On the other hand, a post-use validation approach lets an AI chatbot directly answer user questions based on given information AND the conversation context. Using the same example above, in this approach the AI chatbot can answer both questions easily. This approach will then record user-AI interactions so a human can examine the records to confirm correct answers and rectify AI hallucinations if there are any. Although this approach may produce hallucinated AI responses at the beginning, it is quite effective at reducing and preventing hallucinations over time because it not only corrects detected hallucinations but also continuously provides verified answers to the chatbot.
No matter which approach is utilized, it is critical to involve subject matter experts (healthcare professionals in the case of patient engagement chatbots) in such a validation process.
Patient Engagement is Beyond just Q&A
Currently, when considering AI chatbots for patient engagement, AI chatbots are mostly used to answer patient questions. Given the power of AI technologies, AI chatbots can be used beyond just patient Q&A. For example, studies show that cognitive AI chatbots can now infer a person’s personality, such as interests, needs, and temperament, from a conversation. In this light, AI chatbots can engage patients in a genuine two-way conversation, understanding their needs, addressing their concerns, and guiding them to the most appropriate treatment options.
Consider an AI chatbot for mental health. In addition to answering patient questions regarding mental wellness, such as improving sleep quality, it can engage with a patient in an empathetic conversation, automatically inferring the patient’s personality from their conversation and sharing a story that matches the patient’s personality to encourage the patient to maintain their wellbeing. In this case, AI “hallucinations” used to create a story with a fictional character that matches the patient’s inferred personality will be considered valuable because it will make the patient feel being heard and connected through a relatable experience.
Generative AI technologies like those behind ChatGPT are powerful at understanding human languages and composing natural responses. Though hallucinations may occur, they can significantly enhance patient engagements, when used appropriately:
Make healthcare information accessible by customizing AI chatbots with trustworthy healthcare information Further prevent or reduce AI hallucinations by supporting a human-in-the-loop validation process Use AI hallucinations along with other AI technologies (e.g., cognitive AI** to enable deeply personalized, empathetic patient engagements beyond supporting patient Q&A

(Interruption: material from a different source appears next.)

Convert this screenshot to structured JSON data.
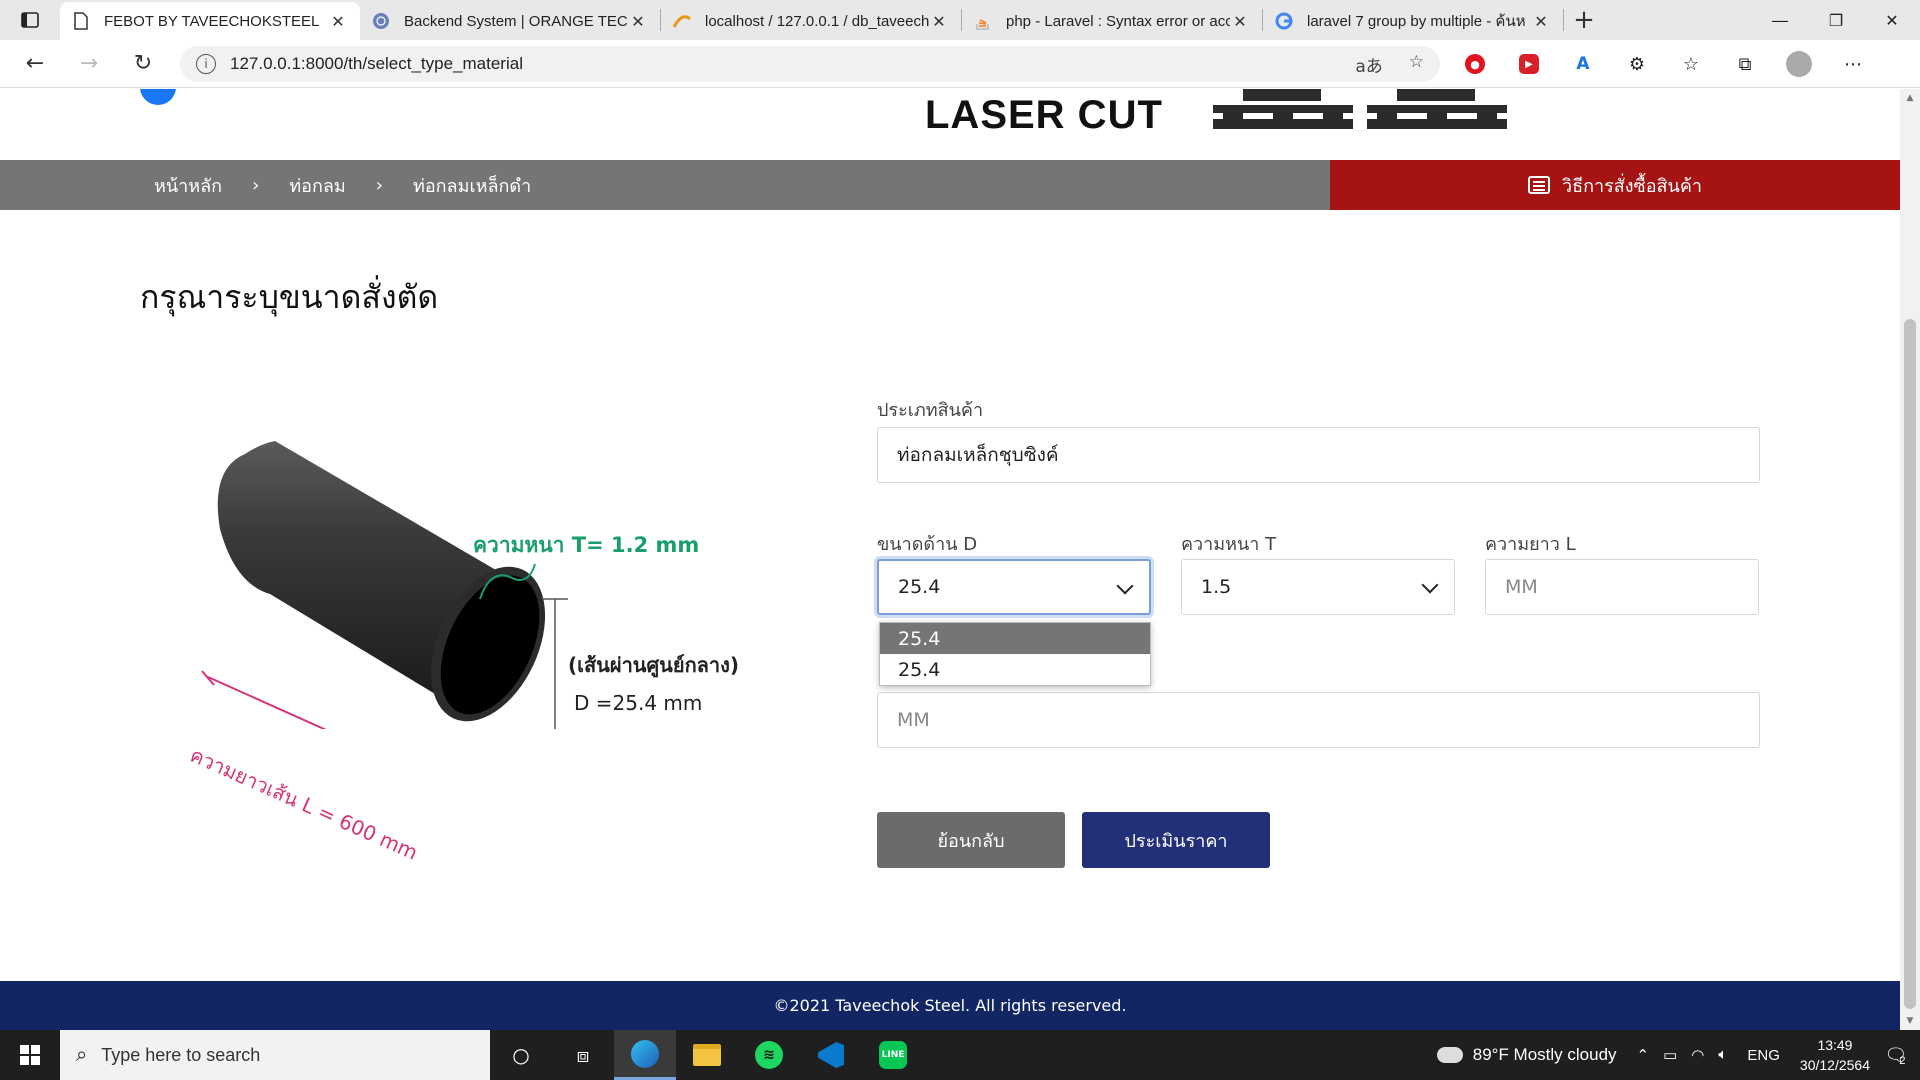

Note: A version of this article is published on Healthcare IT Today